[[ Data shown, beginning ]]

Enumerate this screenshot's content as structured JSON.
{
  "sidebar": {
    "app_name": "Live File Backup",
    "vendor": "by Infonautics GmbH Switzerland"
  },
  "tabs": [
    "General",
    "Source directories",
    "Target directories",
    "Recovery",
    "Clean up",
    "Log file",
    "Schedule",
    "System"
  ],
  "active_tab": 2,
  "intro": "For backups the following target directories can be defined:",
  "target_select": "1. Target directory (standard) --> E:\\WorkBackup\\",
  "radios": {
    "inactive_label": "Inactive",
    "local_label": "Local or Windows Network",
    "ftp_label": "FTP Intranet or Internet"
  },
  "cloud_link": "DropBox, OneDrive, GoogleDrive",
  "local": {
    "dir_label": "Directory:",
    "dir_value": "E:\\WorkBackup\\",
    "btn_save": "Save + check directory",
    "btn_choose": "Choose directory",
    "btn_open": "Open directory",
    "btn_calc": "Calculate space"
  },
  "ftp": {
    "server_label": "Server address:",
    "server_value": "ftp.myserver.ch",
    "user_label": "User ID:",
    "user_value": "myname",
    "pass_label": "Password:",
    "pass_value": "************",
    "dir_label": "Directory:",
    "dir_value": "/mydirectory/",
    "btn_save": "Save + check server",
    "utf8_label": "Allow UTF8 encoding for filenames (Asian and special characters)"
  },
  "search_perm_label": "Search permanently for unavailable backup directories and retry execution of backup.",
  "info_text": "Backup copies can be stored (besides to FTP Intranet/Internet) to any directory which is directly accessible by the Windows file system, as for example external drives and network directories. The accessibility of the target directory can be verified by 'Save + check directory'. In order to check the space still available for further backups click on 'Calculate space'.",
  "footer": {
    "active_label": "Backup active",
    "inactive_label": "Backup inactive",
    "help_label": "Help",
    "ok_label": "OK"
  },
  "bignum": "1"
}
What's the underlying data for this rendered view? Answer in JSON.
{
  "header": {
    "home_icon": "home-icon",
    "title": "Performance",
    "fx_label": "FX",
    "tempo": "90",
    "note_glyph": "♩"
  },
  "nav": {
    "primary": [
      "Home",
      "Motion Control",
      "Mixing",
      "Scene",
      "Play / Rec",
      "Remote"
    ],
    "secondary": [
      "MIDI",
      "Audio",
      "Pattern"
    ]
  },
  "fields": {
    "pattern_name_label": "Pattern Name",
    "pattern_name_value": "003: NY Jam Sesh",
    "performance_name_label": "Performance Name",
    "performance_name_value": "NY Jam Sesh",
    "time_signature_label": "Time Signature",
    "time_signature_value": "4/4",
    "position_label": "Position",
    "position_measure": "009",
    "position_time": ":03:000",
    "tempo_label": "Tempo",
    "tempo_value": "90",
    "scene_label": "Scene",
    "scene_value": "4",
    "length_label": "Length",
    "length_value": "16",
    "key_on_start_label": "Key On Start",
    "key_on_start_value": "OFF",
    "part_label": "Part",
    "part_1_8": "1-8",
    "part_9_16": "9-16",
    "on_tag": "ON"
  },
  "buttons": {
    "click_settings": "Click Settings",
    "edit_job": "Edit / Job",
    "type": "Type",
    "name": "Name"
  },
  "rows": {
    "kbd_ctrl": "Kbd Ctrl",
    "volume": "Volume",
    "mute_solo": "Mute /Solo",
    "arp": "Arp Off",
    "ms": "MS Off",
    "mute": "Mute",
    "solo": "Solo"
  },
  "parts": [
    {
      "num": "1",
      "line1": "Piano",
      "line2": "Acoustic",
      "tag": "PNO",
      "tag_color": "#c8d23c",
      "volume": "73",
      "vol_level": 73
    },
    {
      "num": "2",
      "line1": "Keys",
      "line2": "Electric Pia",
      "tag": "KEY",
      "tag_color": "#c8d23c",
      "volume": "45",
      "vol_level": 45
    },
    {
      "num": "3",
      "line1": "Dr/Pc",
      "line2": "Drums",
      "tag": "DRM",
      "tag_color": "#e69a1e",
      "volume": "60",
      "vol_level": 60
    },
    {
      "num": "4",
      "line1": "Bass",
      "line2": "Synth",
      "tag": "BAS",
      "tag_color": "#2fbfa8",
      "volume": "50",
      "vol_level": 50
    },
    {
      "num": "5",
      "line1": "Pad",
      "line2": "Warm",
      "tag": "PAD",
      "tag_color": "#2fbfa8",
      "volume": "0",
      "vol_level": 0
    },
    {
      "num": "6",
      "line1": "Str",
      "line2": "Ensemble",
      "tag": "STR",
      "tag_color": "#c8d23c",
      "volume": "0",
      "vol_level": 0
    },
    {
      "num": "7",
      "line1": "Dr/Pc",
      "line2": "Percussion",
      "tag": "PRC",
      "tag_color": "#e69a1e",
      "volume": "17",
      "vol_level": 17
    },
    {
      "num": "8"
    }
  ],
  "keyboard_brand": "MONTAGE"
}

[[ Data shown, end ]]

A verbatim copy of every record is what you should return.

Enumerate this screenshot's content as structured JSON.
{
  "sidebar": {
    "app_name": "Live File Backup",
    "vendor": "by Infonautics GmbH Switzerland"
  },
  "tabs": [
    "General",
    "Source directories",
    "Target directories",
    "Recovery",
    "Clean up",
    "Log file",
    "Schedule",
    "System"
  ],
  "active_tab": 2,
  "intro": "For backups the following target directories can be defined:",
  "target_select": "1. Target directory (standard) --> E:\\WorkBackup\\",
  "radios": {
    "inactive_label": "Inactive",
    "local_label": "Local or Windows Network",
    "ftp_label": "FTP Intranet or Internet"
  },
  "cloud_link": "DropBox, OneDrive, GoogleDrive",
  "local": {
    "dir_label": "Directory:",
    "dir_value": "E:\\WorkBackup\\",
    "btn_save": "Save + check directory",
    "btn_choose": "Choose directory",
    "btn_open": "Open directory",
    "btn_calc": "Calculate space"
  },
  "ftp": {
    "server_label": "Server address:",
    "server_value": "ftp.myserver.ch",
    "user_label": "User ID:",
    "user_value": "myname",
    "pass_label": "Password:",
    "pass_value": "************",
    "dir_label": "Directory:",
    "dir_value": "/mydirectory/",
    "btn_save": "Save + check server",
    "utf8_label": "Allow UTF8 encoding for filenames (Asian and special characters)"
  },
  "search_perm_label": "Search permanently for unavailable backup directories and retry execution of backup.",
  "info_text": "Backup copies can be stored (besides to FTP Intranet/Internet) to any directory which is directly accessible by the Windows file system, as for example external drives and network directories. The accessibility of the target directory can be verified by 'Save + check directory'. In order to check the space still available for further backups click on 'Calculate space'.",
  "footer": {
    "active_label": "Backup active",
    "inactive_label": "Backup inactive",
    "help_label": "Help",
    "ok_label": "OK"
  },
  "bignum": "1"
}
What's the underlying data for this rendered view? Answer in JSON.
{
  "header": {
    "home_icon": "home-icon",
    "title": "Performance",
    "fx_label": "FX",
    "tempo": "90",
    "note_glyph": "♩"
  },
  "nav": {
    "primary": [
      "Home",
      "Motion Control",
      "Mixing",
      "Scene",
      "Play / Rec",
      "Remote"
    ],
    "secondary": [
      "MIDI",
      "Audio",
      "Pattern"
    ]
  },
  "fields": {
    "pattern_name_label": "Pattern Name",
    "pattern_name_value": "003: NY Jam Sesh",
    "performance_name_label": "Performance Name",
    "performance_name_value": "NY Jam Sesh",
    "time_signature_label": "Time Signature",
    "time_signature_value": "4/4",
    "position_label": "Position",
    "position_measure": "009",
    "position_time": ":03:000",
    "tempo_label": "Tempo",
    "tempo_value": "90",
    "scene_label": "Scene",
    "scene_value": "4",
    "length_label": "Length",
    "length_value": "16",
    "key_on_start_label": "Key On Start",
    "key_on_start_value": "OFF",
    "part_label": "Part",
    "part_1_8": "1-8",
    "part_9_16": "9-16",
    "on_tag": "ON"
  },
  "buttons": {
    "click_settings": "Click Settings",
    "edit_job": "Edit / Job",
    "type": "Type",
    "name": "Name"
  },
  "rows": {
    "kbd_ctrl": "Kbd Ctrl",
    "volume": "Volume",
    "mute_solo": "Mute /Solo",
    "arp": "Arp Off",
    "ms": "MS Off",
    "mute": "Mute",
    "solo": "Solo"
  },
  "parts": [
    {
      "num": "1",
      "line1": "Piano",
      "line2": "Acoustic",
      "tag": "PNO",
      "tag_color": "#c8d23c",
      "volume": "73",
      "vol_level": 73
    },
    {
      "num": "2",
      "line1": "Keys",
      "line2": "Electric Pia",
      "tag": "KEY",
      "tag_color": "#c8d23c",
      "volume": "45",
      "vol_level": 45
    },
    {
      "num": "3",
      "line1": "Dr/Pc",
      "line2": "Drums",
      "tag": "DRM",
      "tag_color": "#e69a1e",
      "volume": "60",
      "vol_level": 60
    },
    {
      "num": "4",
      "line1": "Bass",
      "line2": "Synth",
      "tag": "BAS",
      "tag_color": "#2fbfa8",
      "volume": "50",
      "vol_level": 50
    },
    {
      "num": "5",
      "line1": "Pad",
      "line2": "Warm",
      "tag": "PAD",
      "tag_color": "#2fbfa8",
      "volume": "0",
      "vol_level": 0
    },
    {
      "num": "6",
      "line1": "Str",
      "line2": "Ensemble",
      "tag": "STR",
      "tag_color": "#c8d23c",
      "volume": "0",
      "vol_level": 0
    },
    {
      "num": "7",
      "line1": "Dr/Pc",
      "line2": "Percussion",
      "tag": "PRC",
      "tag_color": "#e69a1e",
      "volume": "17",
      "vol_level": 17
    },
    {
      "num": "8"
    }
  ],
  "keyboard_brand": "MONTAGE"
}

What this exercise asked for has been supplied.